Andrew Lavoott Bluestone has been an attorney for 40 years, with a career that spans criminal prosecution, civil litigation and appellate litigation. Mr. Bluestone became an Assistant District Attorney in Kings County in 1978, entered private practice in 1984 and in 1989 opened…

Andrew Lavoott Bluestone has been an attorney for 40 years, with a career that spans criminal prosecution, civil litigation and appellate litigation. Mr. Bluestone became an Assistant District Attorney in Kings County in 1978, entered private practice in 1984 and in 1989 opened his private law office and took his first legal malpractice case.

Since 1989, Bluestone has become a leader in the New York Plaintiff’s Legal Malpractice bar, handling a wide array of plaintiff’s legal malpractice cases arising from catastrophic personal injury, contracts, patents, commercial litigation, securities, matrimonial and custody issues, medical malpractice, insurance, product liability, real estate, landlord-tenant, foreclosures and has defended attorneys in a limited number of legal malpractice cases.

Bluestone also took an academic role in field, publishing the New York Attorney Malpractice Report from 2002-2004.  He started the “New York Attorney Malpractice Blog” in 2004, where he has published more than 4500 entries.

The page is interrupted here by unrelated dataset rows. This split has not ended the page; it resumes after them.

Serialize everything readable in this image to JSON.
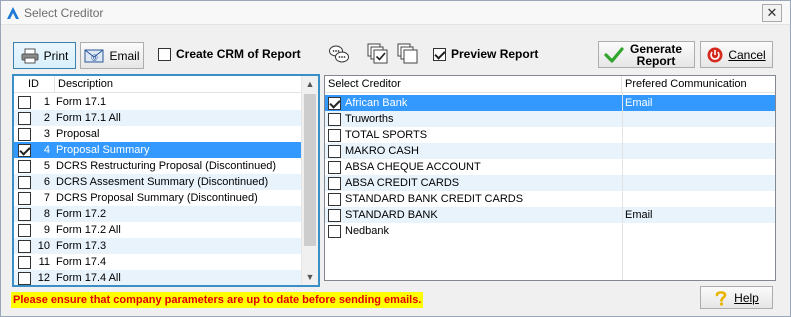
{
  "window": {
    "title": "Select Creditor",
    "close_glyph": "✕",
    "accent": "#1f7ad6"
  },
  "toolbar": {
    "print_label": "Print",
    "email_label": "Email",
    "create_crm_label": "Create CRM of Report",
    "create_crm_checked": false,
    "preview_label": "Preview Report",
    "preview_checked": true,
    "generate_label_line1": "Generate",
    "generate_label_line2": "Report",
    "cancel_label": "Cancel",
    "icons": [
      "printer-icon",
      "email-icon",
      "chat-bubbles-icon",
      "check-all-icon",
      "uncheck-all-icon",
      "green-check-icon",
      "power-icon"
    ]
  },
  "reports": {
    "columns": [
      "ID",
      "Description"
    ],
    "rows": [
      {
        "id": "1",
        "description": "Form 17.1",
        "checked": false
      },
      {
        "id": "2",
        "description": "Form 17.1 All",
        "checked": false
      },
      {
        "id": "3",
        "description": "Proposal",
        "checked": false
      },
      {
        "id": "4",
        "description": "Proposal Summary",
        "checked": true,
        "selected": true
      },
      {
        "id": "5",
        "description": "DCRS Restructuring Proposal (Discontinued)",
        "checked": false
      },
      {
        "id": "6",
        "description": "DCRS Assesment Summary (Discontinued)",
        "checked": false
      },
      {
        "id": "7",
        "description": "DCRS Proposal Summary (Discontinued)",
        "checked": false
      },
      {
        "id": "8",
        "description": "Form 17.2",
        "checked": false
      },
      {
        "id": "9",
        "description": "Form 17.2 All",
        "checked": false
      },
      {
        "id": "10",
        "description": "Form 17.3",
        "checked": false
      },
      {
        "id": "11",
        "description": "Form 17.4",
        "checked": false
      },
      {
        "id": "12",
        "description": "Form 17.4 All",
        "checked": false
      }
    ],
    "scroll_up": "▲",
    "scroll_down": "▼"
  },
  "creditors": {
    "columns": [
      "Select Creditor",
      "Prefered Communication"
    ],
    "rows": [
      {
        "name": "African Bank",
        "communication": "Email",
        "checked": true,
        "selected": true
      },
      {
        "name": "Truworths",
        "communication": "",
        "checked": false
      },
      {
        "name": "TOTAL SPORTS",
        "communication": "",
        "checked": false
      },
      {
        "name": "MAKRO CASH",
        "communication": "",
        "checked": false
      },
      {
        "name": "ABSA CHEQUE ACCOUNT",
        "communication": "",
        "checked": false
      },
      {
        "name": "ABSA CREDIT CARDS",
        "communication": "",
        "checked": false
      },
      {
        "name": "STANDARD BANK CREDIT CARDS",
        "communication": "",
        "checked": false
      },
      {
        "name": "STANDARD BANK",
        "communication": "Email",
        "checked": false
      },
      {
        "name": "Nedbank",
        "communication": "",
        "checked": false
      }
    ]
  },
  "footer": {
    "warning": "Please ensure that company parameters are up to date before sending emails.",
    "help_label": "Help",
    "help_icon": "question-icon"
  }
}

Mr. Bluestone has written 38 scholarly peer-reviewed articles concerning legal malpractice, many in the Outside Counsel column of the New York Law Journal. He has appeared as an Expert witness in multiple legal malpractice litigations.

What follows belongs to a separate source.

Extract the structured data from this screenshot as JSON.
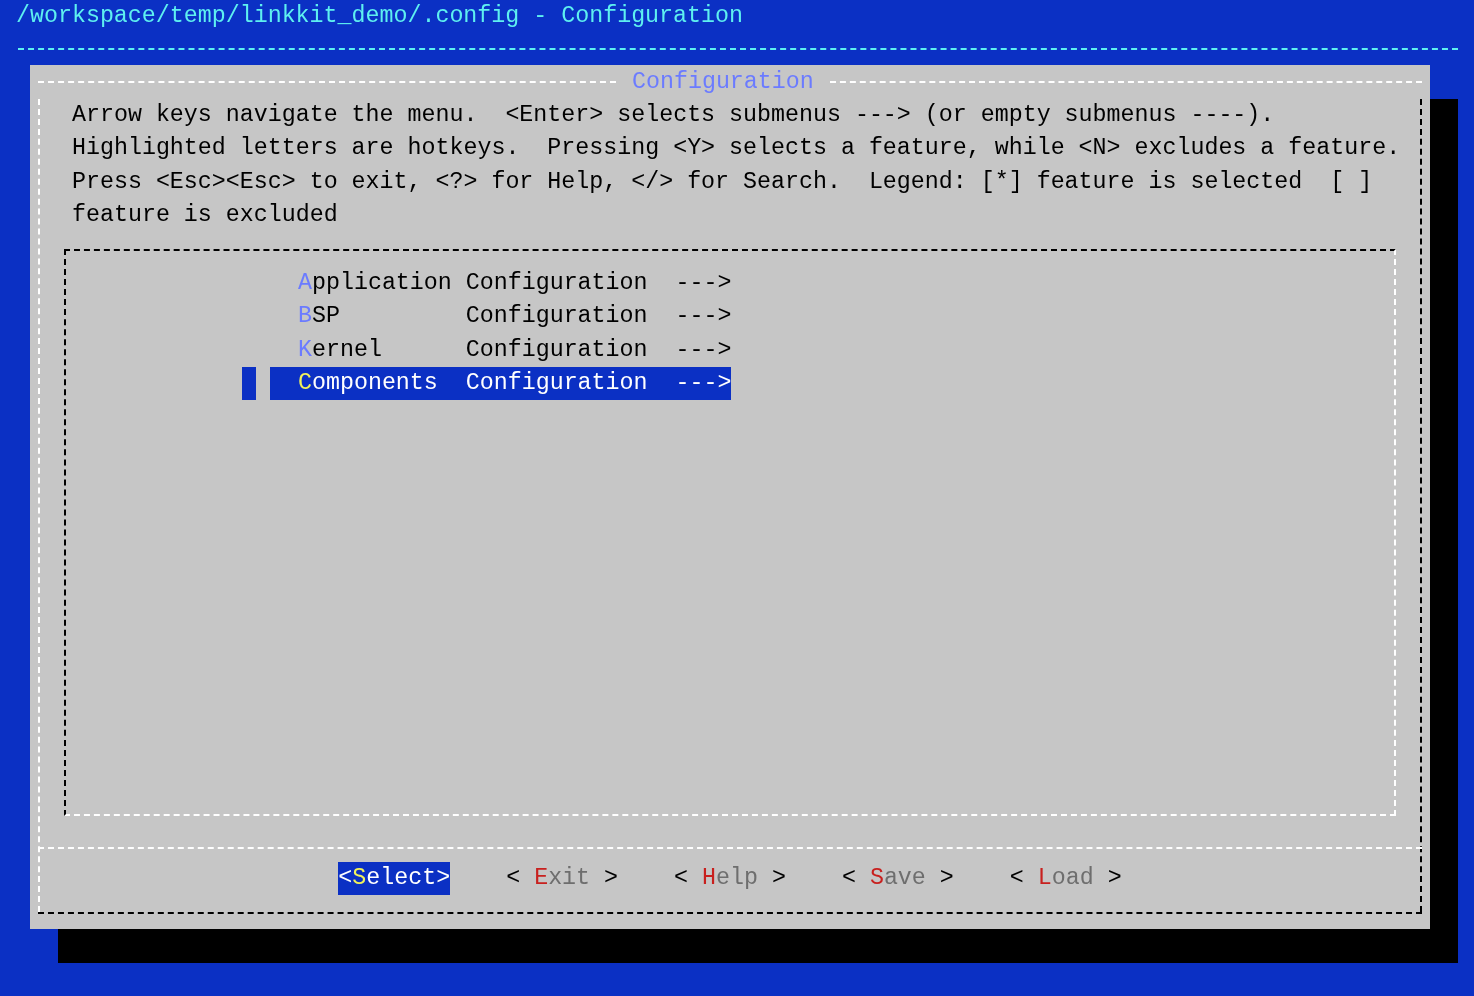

Mr. Bluestone is an adjunct professor of law at St. John’s University College of Law, teaching Legal Malpractice.  Mr. Bluestone has argued legal malpractice cases in the Second Circuit, in the New York State Court of Appeals, each of the four New York Appellate Divisions, in all four of  the U.S. District Courts of New York and in Supreme Courts all over the state.  He has also been admitted pro haec vice in the states of Connecticut, New Jersey and Florida and was formally admitted to the US District Court of Connecticut and to its Bankruptcy Court all for legal malpractice matters. He has been retained by U.S. Trustees in legal malpractice cases from Bankruptcy Courts, and has represented municipalities, insurance companies, hedge funds, communications companies and international manufacturing firms. Mr. Bluestone regularly lectures in CLEs on legal malpractice.

Based upon his professional experience Bluestone was named a Diplomate and was Board Certified by the American Board of Professional Liability Attorneys in 2008 in Legal Malpractice. He remains Board Certified.  He was admitted to The Best Lawyers in America from 2012-2019.  He has been featured in Who’s Who in Law since 1993.

In the last years, Mr. Bluestone has been featured for two particularly noteworthy legal malpractice cases.  The first was a settlement of an $11.9 million dollar default legal malpractice case of Yeo v. Kasowitz, Benson, Torres & Friedman which was reported in the NYLJ on August 15, 2016. Most recently, Mr. Bluestone obtained a rare plaintiff’s verdict in a legal malpractice case on behalf of the City of White Plains v. Joseph Maria, reported in the NYLJ on February 14, 2017. It was the sole legal malpractice jury verdict in the State of New York for 2017.

Bluestone has been at the forefront of the development of legal malpractice principles and has contributed case law decisions, writing and lecturing which have been recognized by his peers.  He is regularly mentioned in academic writing, and his past cases are often cited in current legal malpractice decisions. He is recognized for his ample writings on Judiciary Law § 487, a 850 year old statute deriving from England which relates to attorney deceit.